Just around the same time I was resigning myself to the conclusion that there were no Jews left in Detroit proper, the Detroit News landed on my kitchen counter with the headline, “Detroit Synagogue Gets First Rabbi in 16 Years.” The almost century-old Downtown Synagogue, the last remaining actively Jewish structural presence Downtown, at long last, hired a permanent rabbi. The brilliant Rabbi Ariana Silverman was now the sole resident rabbi with a permanent pulpit Downtown. Where there is a rabbi, there must be Jews.
Were these the trailblazers of our Detroit Jewish future of which I speak? I wasn’t sure, but it engendered and motivated a more in-depth search.
My search commenced where all searches logically begin, Google. This brought up the erudite Lila Corwin Berman and her book, Metropolitan Jews: Politics, Race and Religion in Postwar Detroit. I located it in the JCC of Metro Detroit, where I already knew I would have my first sighting of the not-so-elusive current Yidus Detroitus in their natural habitat … West Bloomfield.
Driving out there, breathing the rarified air of upward mobility born of hard work and white privilege, my suspicions were confirmed that finding Jewish Detroit would take me quite far from Detroit proper. I was a full 25 miles and at least a generation or two away from the first Jewish neighborhood down by the river, what used to be Hastings Street.

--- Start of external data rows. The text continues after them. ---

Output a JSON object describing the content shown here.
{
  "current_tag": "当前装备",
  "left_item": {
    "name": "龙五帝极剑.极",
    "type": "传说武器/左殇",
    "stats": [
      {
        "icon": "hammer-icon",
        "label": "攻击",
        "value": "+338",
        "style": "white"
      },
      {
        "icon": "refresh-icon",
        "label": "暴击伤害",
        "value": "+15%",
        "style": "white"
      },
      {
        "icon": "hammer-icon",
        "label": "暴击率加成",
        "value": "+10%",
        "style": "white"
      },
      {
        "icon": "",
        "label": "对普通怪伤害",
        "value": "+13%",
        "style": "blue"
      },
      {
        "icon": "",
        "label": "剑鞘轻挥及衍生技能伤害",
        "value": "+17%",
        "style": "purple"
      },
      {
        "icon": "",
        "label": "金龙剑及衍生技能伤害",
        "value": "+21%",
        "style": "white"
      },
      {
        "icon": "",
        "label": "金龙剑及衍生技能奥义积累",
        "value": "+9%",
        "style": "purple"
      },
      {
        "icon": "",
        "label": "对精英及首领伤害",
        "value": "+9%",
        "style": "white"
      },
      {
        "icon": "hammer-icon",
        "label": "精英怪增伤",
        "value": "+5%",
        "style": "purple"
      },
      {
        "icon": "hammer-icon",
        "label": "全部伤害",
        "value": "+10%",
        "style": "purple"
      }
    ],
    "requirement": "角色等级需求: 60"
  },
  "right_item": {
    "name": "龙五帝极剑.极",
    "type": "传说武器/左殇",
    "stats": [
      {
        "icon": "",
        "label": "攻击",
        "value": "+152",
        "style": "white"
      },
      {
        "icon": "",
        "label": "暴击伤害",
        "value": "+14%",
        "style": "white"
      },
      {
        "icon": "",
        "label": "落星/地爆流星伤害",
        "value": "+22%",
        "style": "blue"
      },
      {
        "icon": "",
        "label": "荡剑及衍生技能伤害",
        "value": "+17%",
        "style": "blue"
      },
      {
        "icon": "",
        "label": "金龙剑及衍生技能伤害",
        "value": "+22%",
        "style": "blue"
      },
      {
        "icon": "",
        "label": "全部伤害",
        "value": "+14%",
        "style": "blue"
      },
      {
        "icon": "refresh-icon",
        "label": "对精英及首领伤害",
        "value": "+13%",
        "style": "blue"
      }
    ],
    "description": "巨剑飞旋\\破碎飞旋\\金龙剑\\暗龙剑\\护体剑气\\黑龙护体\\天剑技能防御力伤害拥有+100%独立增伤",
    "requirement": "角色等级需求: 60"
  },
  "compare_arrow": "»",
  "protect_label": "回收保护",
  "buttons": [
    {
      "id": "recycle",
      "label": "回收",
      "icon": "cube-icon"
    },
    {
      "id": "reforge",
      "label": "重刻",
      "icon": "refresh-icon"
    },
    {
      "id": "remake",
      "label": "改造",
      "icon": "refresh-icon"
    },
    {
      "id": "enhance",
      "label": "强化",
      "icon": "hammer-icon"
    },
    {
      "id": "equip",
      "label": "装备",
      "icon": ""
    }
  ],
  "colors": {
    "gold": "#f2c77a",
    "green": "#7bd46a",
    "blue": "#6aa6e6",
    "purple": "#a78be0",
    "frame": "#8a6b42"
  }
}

Over the next few weeks, I networked, toured, attended, partied, fundraised, gala-ed, invoked, celebrated, Shabbaton-ed, group meditated, spiel-ed, and kibitzed, collecting enough material to write a third testament. I finally found it, the future of Jewish Detroit … to be revealed in my next column.